Some critics may say that New York has lost its touch when it comes to being a fashion capital, but this past week of runway shows has done everything to prove them wrong. While there have been a few fashion weeks since the pandemic, this one felt like a true return. Kim Jones celebrated the 25th anniversary of the Fendi Baguette with a jaw-drop-worthy show and a joyous collab with Marc Jacobs. Internet-loved brands like Luar and Mirror Palais made their runway debuts and reminded everyone why fashion is worth believing in. Anne Hathaway brought back her signature outfit from The Devil Wears Prada front row at Michael Kors because she simply knows the power she holds. And those are just a few standout moments this past week has brought to the sartorial world. If you haven't been keeping up, you're in for a treat.
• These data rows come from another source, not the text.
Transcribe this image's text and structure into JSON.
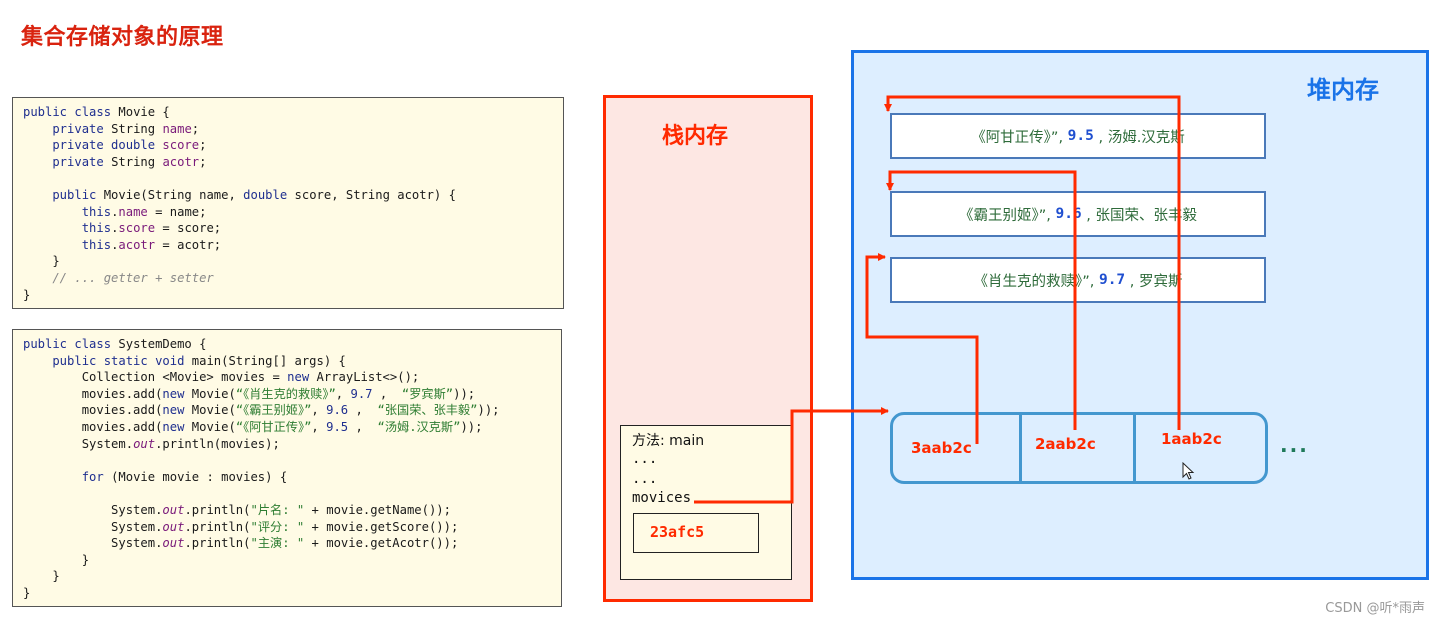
{
  "title": "集合存储对象的原理",
  "code_movie": [
    [
      {
        "t": "public class ",
        "c": "kw"
      },
      {
        "t": "Movie {",
        "c": ""
      }
    ],
    [
      {
        "t": "    private ",
        "c": "kw"
      },
      {
        "t": "String ",
        "c": ""
      },
      {
        "t": "name",
        "c": "fld"
      },
      {
        "t": ";",
        "c": ""
      }
    ],
    [
      {
        "t": "    private double ",
        "c": "kw"
      },
      {
        "t": "score",
        "c": "fld"
      },
      {
        "t": ";",
        "c": ""
      }
    ],
    [
      {
        "t": "    private ",
        "c": "kw"
      },
      {
        "t": "String ",
        "c": ""
      },
      {
        "t": "acotr",
        "c": "fld"
      },
      {
        "t": ";",
        "c": ""
      }
    ],
    [
      {
        "t": "",
        "c": ""
      }
    ],
    [
      {
        "t": "    public ",
        "c": "kw"
      },
      {
        "t": "Movie(String name, ",
        "c": ""
      },
      {
        "t": "double ",
        "c": "kw"
      },
      {
        "t": "score, String acotr) {",
        "c": ""
      }
    ],
    [
      {
        "t": "        this",
        "c": "kw"
      },
      {
        "t": ".",
        "c": ""
      },
      {
        "t": "name",
        "c": "fld"
      },
      {
        "t": " = name;",
        "c": ""
      }
    ],
    [
      {
        "t": "        this",
        "c": "kw"
      },
      {
        "t": ".",
        "c": ""
      },
      {
        "t": "score",
        "c": "fld"
      },
      {
        "t": " = score;",
        "c": ""
      }
    ],
    [
      {
        "t": "        this",
        "c": "kw"
      },
      {
        "t": ".",
        "c": ""
      },
      {
        "t": "acotr",
        "c": "fld"
      },
      {
        "t": " = acotr;",
        "c": ""
      }
    ],
    [
      {
        "t": "    }",
        "c": ""
      }
    ],
    [
      {
        "t": "    // ... getter + setter",
        "c": "cmt"
      }
    ],
    [
      {
        "t": "}",
        "c": ""
      }
    ]
  ],
  "code_demo": [
    [
      {
        "t": "public class ",
        "c": "kw"
      },
      {
        "t": "SystemDemo {",
        "c": ""
      }
    ],
    [
      {
        "t": "    public static void ",
        "c": "kw"
      },
      {
        "t": "main(String[] args) {",
        "c": ""
      }
    ],
    [
      {
        "t": "        Collection <Movie> movies = ",
        "c": ""
      },
      {
        "t": "new ",
        "c": "kw"
      },
      {
        "t": "ArrayList<>();",
        "c": ""
      }
    ],
    [
      {
        "t": "        movies.add(",
        "c": ""
      },
      {
        "t": "new ",
        "c": "kw"
      },
      {
        "t": "Movie(",
        "c": ""
      },
      {
        "t": "“《肖生克的救赎》”",
        "c": "str"
      },
      {
        "t": ", ",
        "c": ""
      },
      {
        "t": "9.7",
        "c": "num"
      },
      {
        "t": " ,  ",
        "c": ""
      },
      {
        "t": "“罗宾斯”",
        "c": "str"
      },
      {
        "t": "));",
        "c": ""
      }
    ],
    [
      {
        "t": "        movies.add(",
        "c": ""
      },
      {
        "t": "new ",
        "c": "kw"
      },
      {
        "t": "Movie(",
        "c": ""
      },
      {
        "t": "“《霸王别姬》”",
        "c": "str"
      },
      {
        "t": ", ",
        "c": ""
      },
      {
        "t": "9.6",
        "c": "num"
      },
      {
        "t": " ,  ",
        "c": ""
      },
      {
        "t": "“张国荣、张丰毅”",
        "c": "str"
      },
      {
        "t": "));",
        "c": ""
      }
    ],
    [
      {
        "t": "        movies.add(",
        "c": ""
      },
      {
        "t": "new ",
        "c": "kw"
      },
      {
        "t": "Movie(",
        "c": ""
      },
      {
        "t": "“《阿甘正传》”",
        "c": "str"
      },
      {
        "t": ", ",
        "c": ""
      },
      {
        "t": "9.5",
        "c": "num"
      },
      {
        "t": " ,  ",
        "c": ""
      },
      {
        "t": "“汤姆.汉克斯”",
        "c": "str"
      },
      {
        "t": "));",
        "c": ""
      }
    ],
    [
      {
        "t": "        System.",
        "c": ""
      },
      {
        "t": "out",
        "c": "it"
      },
      {
        "t": ".println(movies);",
        "c": ""
      }
    ],
    [
      {
        "t": "",
        "c": ""
      }
    ],
    [
      {
        "t": "        for ",
        "c": "kw"
      },
      {
        "t": "(Movie movie : movies) {",
        "c": ""
      }
    ],
    [
      {
        "t": "",
        "c": ""
      }
    ],
    [
      {
        "t": "            System.",
        "c": ""
      },
      {
        "t": "out",
        "c": "it"
      },
      {
        "t": ".println(",
        "c": ""
      },
      {
        "t": "\"片名: \"",
        "c": "str"
      },
      {
        "t": " + movie.getName());",
        "c": ""
      }
    ],
    [
      {
        "t": "            System.",
        "c": ""
      },
      {
        "t": "out",
        "c": "it"
      },
      {
        "t": ".println(",
        "c": ""
      },
      {
        "t": "\"评分: \"",
        "c": "str"
      },
      {
        "t": " + movie.getScore());",
        "c": ""
      }
    ],
    [
      {
        "t": "            System.",
        "c": ""
      },
      {
        "t": "out",
        "c": "it"
      },
      {
        "t": ".println(",
        "c": ""
      },
      {
        "t": "\"主演: \"",
        "c": "str"
      },
      {
        "t": " + movie.getAcotr());",
        "c": ""
      }
    ],
    [
      {
        "t": "        }",
        "c": ""
      }
    ],
    [
      {
        "t": "    }",
        "c": ""
      }
    ],
    [
      {
        "t": "}",
        "c": ""
      }
    ]
  ],
  "stack": {
    "title": "栈内存",
    "frame_method": "方法: main",
    "frame_dots1": "...",
    "frame_dots2": "...",
    "frame_var": "movices",
    "frame_ref": "23afc5"
  },
  "heap": {
    "title": "堆内存",
    "objects": [
      {
        "name": "《阿甘正传》”, ",
        "score": "9.5",
        "actor": " , 汤姆.汉克斯"
      },
      {
        "name": "《霸王别姬》”, ",
        "score": "9.6",
        "actor": " , 张国荣、张丰毅"
      },
      {
        "name": "《肖生克的救赎》”, ",
        "score": "9.7",
        "actor": " , 罗宾斯"
      }
    ],
    "list_cells": [
      "3aab2c",
      "2aab2c",
      "1aab2c"
    ],
    "list_more": "..."
  },
  "colors": {
    "title_red": "#d9230f",
    "arrow_red": "#ff2a00",
    "heap_blue": "#1a73e8",
    "stack_bg": "#fde7e3",
    "heap_bg": "#ddeeff"
  },
  "watermark": "CSDN @听*雨声"
}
In terms of trends, there was a sensual mood among the collections, as fabrics were often dainty and sheer. See-through tops and skirts dominated the runways of shows such as Maryam Nassir Zadeh, Tory Burch, and LaQuan Smith. But while skin may be in, there were also a few trends offering a rebuttal. Think floor-sweeping hemlines, powerfully voluminous gowns, and various types of layering—double skirts catching our attention the most. The "ultra-femme" aesthetic also continues to pull its weight via icy pastels, lace, and liquified sequins.
There are still three more cities to go, and expectations are now higher than ever. To give you a taste of the magic we saw on the runways, we're sharing the top trends to know from New York Fashion Week below.
Photo:Courtesy of Tory Burch, LaQuan Smith, Tibi, and Brandon Maxwell
Instead of your average Easter pastels for spring, icy lavenders and blues were the top color trends in the collections. Brandon Maxwell took the plunge with the theme, curating every look around the color scheme and having the entire room designed a lovely shade of lavender.
Photo:Courtesy of Bevza, Mirror Palais, Sandy Liang, and Victor Glemaud
Sheer fabrics were spotted heavily throughout the collections from Bevza to Sandy Liang. If you're wondering which look led to multiple jaw-drops from WWW editors, it was the Mirror Palais bridal-esque look. While many of the looks featuring this trend were minimal in styling to not take away from the It factor, there's a lot to experiment with here when bringing it to your own wardrobe.
Photo:Courtesy of Bevza, Ulla Johnson, Alejandra Alonso Rojas, and Maryam Nassir Zadeh
To our delight, craftcore took a more pared-back approach this season. Instead of the usual heavy dose of multicolor prints and patterns, opt for crochet pieces that can be easily worn with other pieces in your wardrobe.
Photo:Courtesy of Khaite, Sandy Liang, Aliette, and Tibi
Dropped waists are not anything new, but something about the way it was done this season made the silhouette look less intimidating and more wearable.
Photo:Courtesy of Proenza Schouler, PatBo, Jonathan Simkhai, and Michael Kors
Fringe always seems to be a cheerful trend we see in the springtime, but this time around, it was more elevated and sexy. After always seeing tons of colorful fringe on the market, the 2023 take is a breath of fresh air. Think fringe trims attached to luxe-looking basics and sleek dresses.
Photo:Courtesy of MNZ, Sandy Liang, Proenza Schouler, and Tory Burch
We saw a touch of double-layered skirts at Bottega Veneta this past year, but the trend has received full support from Sandy Liang, Proenza Schouler, and more. Think of the layering everyone used to do in the 2000s except with a gentler and more subdued take.
Photo:Courtesy of Khaite, Ulla Johnson, Proenza Schouler, and Carolina Herrera
You may have been avoiding the bubble hem for quite some time, but the way it was effortlessly done this season is one you can't avoid any longer. It's been a slow burn, but this is the most we've seen of the style yet. Gone are the days of the eyesore Y2K skirts we once remember. Proenza Schouler and Khaite brought an edge to the usual "feminine" silhouette, while Ulla Johnson and Carolina Herrera brought unexpected sophistication to their looks.